The issue is HOW do we re-structure (or even DO WE restructure) the Episcopal Church, the Episcopal Church program budget, and General Convention for more efficiency and greater flexibility? There is some movement in that direction.
The issue of restructure was identified by several speakers as “the elephant in the room” in the discussion at the House of Bishops on Friday. While in the House of Deputies that House voted to sell the Episcopal Church Center (815 Second Avenue) in New York city. An action that has been studied and talked about for several decades that I recall. It is now up to the House of Bishops to vote on the resolution to see if has concurrence – meaning it will really happen.
A great deal has been written about the need to restructure. With changing demographics and contribution patterns some sort of response is needed. The problem is not the issue – the problem lies in the perception of the solution. In parishes, for example, it is usually rather easy to get people to agree that “we don’t sing enough of our favorite hymns”. Agreement on the negative is the easy part. But usually when we begin to list the favorite hymns we want sung we discover that we don’t have the same list. Likewise, in seeing the solution as restructuring, there is great diversity of opinion as to how that new structure might look.

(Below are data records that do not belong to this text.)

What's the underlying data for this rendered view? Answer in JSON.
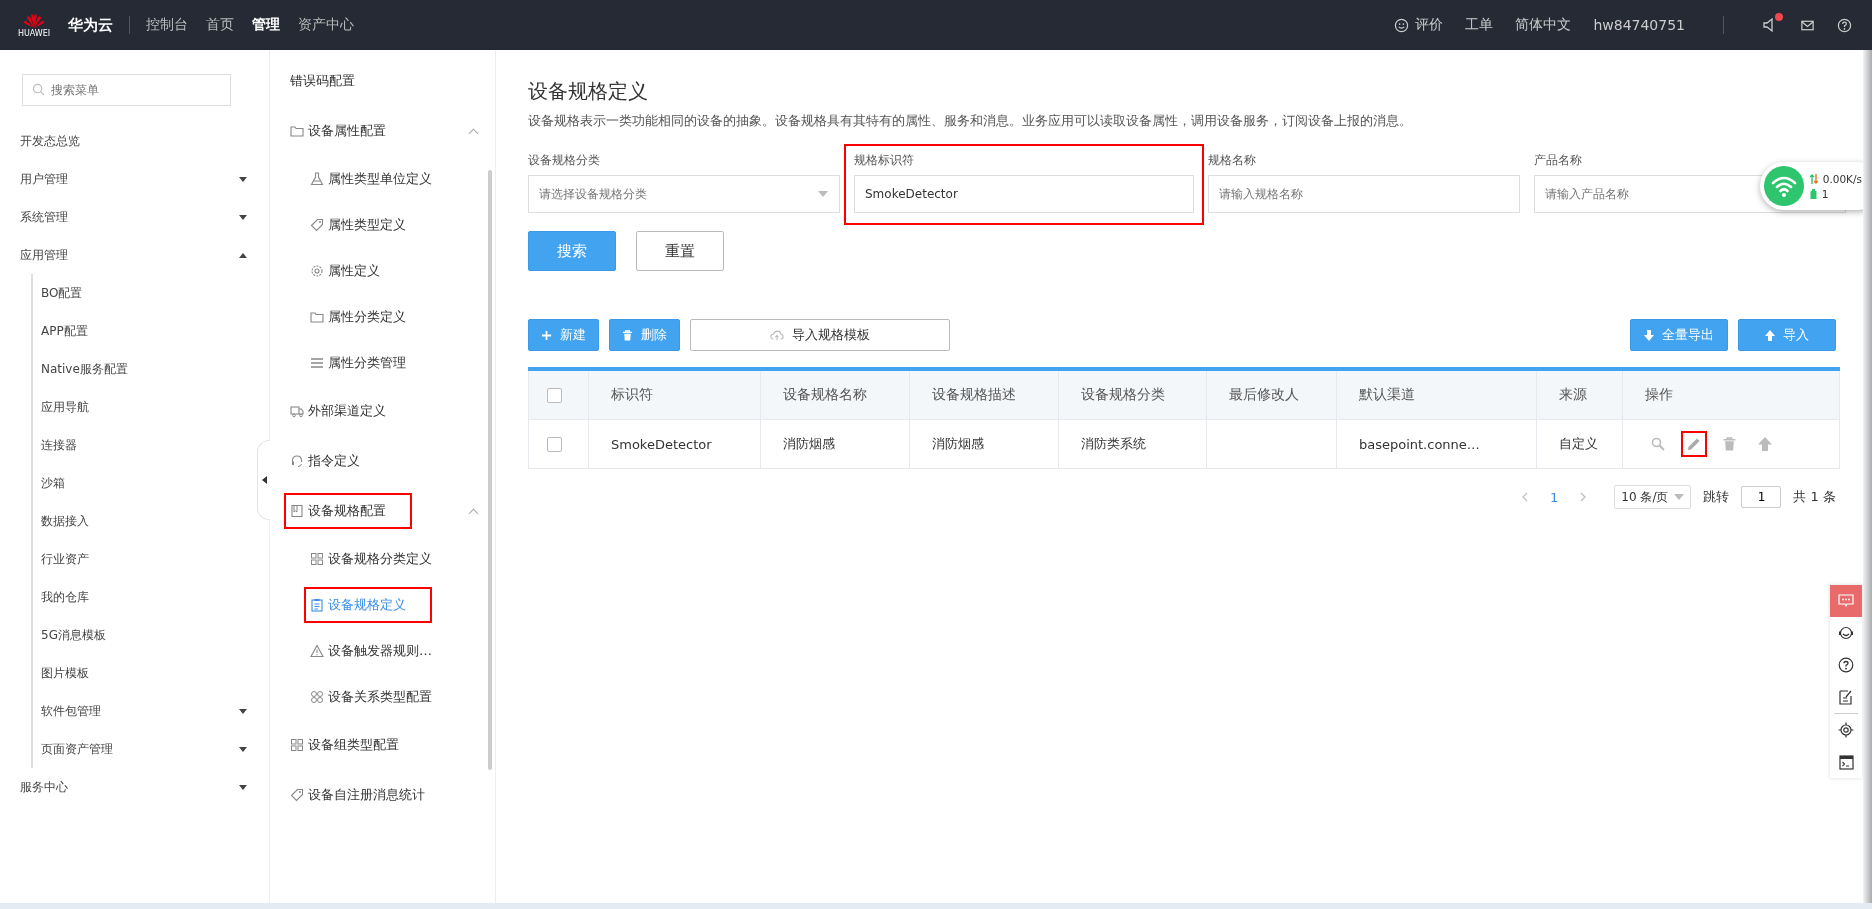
{
  "topbar": {
    "logo_text": "HUAWEI",
    "brand": "华为云",
    "nav": [
      {
        "label": "控制台",
        "selected": false
      },
      {
        "label": "首页",
        "selected": false
      },
      {
        "label": "管理",
        "selected": true
      },
      {
        "label": "资产中心",
        "selected": false
      }
    ],
    "right": {
      "feedback": "评价",
      "ticket": "工单",
      "language": "简体中文",
      "user": "hw84740751",
      "notification_dot": true
    }
  },
  "menu": {
    "search": {
      "placeholder": "搜索菜单"
    },
    "items": [
      {
        "label": "开发态总览"
      },
      {
        "label": "用户管理",
        "expanded": false
      },
      {
        "label": "系统管理",
        "expanded": false
      },
      {
        "label": "应用管理",
        "expanded": true,
        "children": [
          {
            "label": "BO配置"
          },
          {
            "label": "APP配置"
          },
          {
            "label": "Native服务配置"
          },
          {
            "label": "应用导航"
          },
          {
            "label": "连接器"
          },
          {
            "label": "沙箱"
          },
          {
            "label": "数据接入"
          },
          {
            "label": "行业资产"
          },
          {
            "label": "我的仓库"
          },
          {
            "label": "5G消息模板"
          },
          {
            "label": "图片模板"
          },
          {
            "label": "软件包管理",
            "expanded": false
          },
          {
            "label": "页面资产管理",
            "expanded": false
          }
        ]
      },
      {
        "label": "服务中心",
        "expanded": false
      }
    ]
  },
  "submenu": {
    "items": [
      {
        "label": "错误码配置",
        "highlighted": false,
        "selected": false
      },
      {
        "label": "设备属性配置",
        "expanded": true,
        "highlighted": false,
        "selected": false,
        "children": [
          {
            "label": "属性类型单位定义",
            "highlighted": false,
            "selected": false
          },
          {
            "label": "属性类型定义",
            "highlighted": false,
            "selected": false
          },
          {
            "label": "属性定义",
            "highlighted": false,
            "selected": false
          },
          {
            "label": "属性分类定义",
            "highlighted": false,
            "selected": false
          },
          {
            "label": "属性分类管理",
            "highlighted": false,
            "selected": false
          }
        ]
      },
      {
        "label": "外部渠道定义",
        "highlighted": false,
        "selected": false
      },
      {
        "label": "指令定义",
        "highlighted": false,
        "selected": false
      },
      {
        "label": "设备规格配置",
        "expanded": true,
        "highlighted": true,
        "selected": false,
        "children": [
          {
            "label": "设备规格分类定义",
            "highlighted": false,
            "selected": false
          },
          {
            "label": "设备规格定义",
            "highlighted": true,
            "selected": true
          },
          {
            "label": "设备触发器规则…",
            "highlighted": false,
            "selected": false
          },
          {
            "label": "设备关系类型配置",
            "highlighted": false,
            "selected": false
          }
        ]
      },
      {
        "label": "设备组类型配置",
        "highlighted": false,
        "selected": false
      },
      {
        "label": "设备自注册消息统计",
        "highlighted": false,
        "selected": false
      }
    ]
  },
  "page": {
    "title": "设备规格定义",
    "description": "设备规格表示一类功能相同的设备的抽象。设备规格具有其特有的属性、服务和消息。业务应用可以读取设备属性，调用设备服务，订阅设备上报的消息。",
    "filters": [
      {
        "label": "设备规格分类",
        "kind": "select",
        "placeholder": "请选择设备规格分类",
        "highlighted": false
      },
      {
        "label": "规格标识符",
        "kind": "text",
        "value": "SmokeDetector",
        "highlighted": true
      },
      {
        "label": "规格名称",
        "kind": "text",
        "placeholder": "请输入规格名称",
        "highlighted": false
      },
      {
        "label": "产品名称",
        "kind": "text",
        "placeholder": "请输入产品名称",
        "highlighted": false
      }
    ],
    "search_button": "搜索",
    "reset_button": "重置",
    "toolbar_left": [
      {
        "label": "新建",
        "kind": "primary"
      },
      {
        "label": "删除",
        "kind": "primary"
      },
      {
        "label": "导入规格模板",
        "kind": "outline"
      }
    ],
    "toolbar_right": [
      {
        "label": "全量导出",
        "kind": "primary"
      },
      {
        "label": "导入",
        "kind": "primary"
      }
    ],
    "table": {
      "all_checked": false,
      "columns": [
        "标识符",
        "设备规格名称",
        "设备规格描述",
        "设备规格分类",
        "最后修改人",
        "默认渠道",
        "来源",
        "操作"
      ],
      "rows": [
        {
          "checked": false,
          "cells": [
            "SmokeDetector",
            "消防烟感",
            "消防烟感",
            "消防类系统",
            "",
            "basepoint.conne…",
            "自定义"
          ],
          "actions": [
            {
              "kind": "view",
              "highlighted": false
            },
            {
              "kind": "edit",
              "highlighted": true
            },
            {
              "kind": "delete",
              "highlighted": false
            },
            {
              "kind": "upload",
              "highlighted": false
            }
          ]
        }
      ]
    },
    "pagination": {
      "current": "1",
      "page_size": "10 条/页",
      "jump_label": "跳转",
      "jump_value": "1",
      "total": "共 1 条"
    }
  },
  "network_widget": {
    "speed": "0.00K/s",
    "count": "1"
  }
}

The difficulty I see, as I have heard and read opinions from different viewpoints, is that we do not have unanimity on what we see see as the core purpose of the Episcopal Church’s national structure. Some see it as primarily a resource for dioceses, congregations, clergy, programs units and lay leaders. Others reflect on the corporate name of our national church “The Domestic and Foreign Missionary Society and say our core purpose is direct service in the mission field at home and abroad. And there are those who want to see as little as possible of a national structure at all (“tea party Episcopalians” was the name one deputy gave to this latter group).
So what is the purpose of the national expression and structure of our church? The Domestic and Foreign Mission Society was formed in 1820 to allow congregations and the constituent dioceses to have an organized and cooperative mission strategy in the new frontier areas expanding the work of the church. What do we need in 2012 and beyond?
An agreement on the core purpose of the national structure is needed before we begin to make decisions about it will be. That is the dialogue that so far has been missing. But it will come, hopefully sooner than later after other decisions have already been made.
A mentor of mine, Bp Dan Corrigan told me that enacting legislation in the Episcopal Church is like sausage making. It is a messy process you don’t want to watch too closely. But when it is done right it produces a product that is good and valuable. Doing it right will require time spent coming to a united vision of the purpose of the nation church or else the end product will not serve well.
As a non-voter observer at this convention it is not a simple either / or. We need to have resources for dioceses, congregations and Episcopalians to assist them in their work and ministry. We also need an entity that can do work that we are not able to do on the local or diocesan level. The frontiers are no longer away from here, out there somewhere. The mission frontier is as much around the corner and on the web as around the world. We need to have people able to show us a larger vision of the church than we can see from the front step of our buildings. It will not be an easy conversation to have and we will have to make compromises to get to it. But if we don’t do it the elephant will be there in 2015, 2018 and beyond.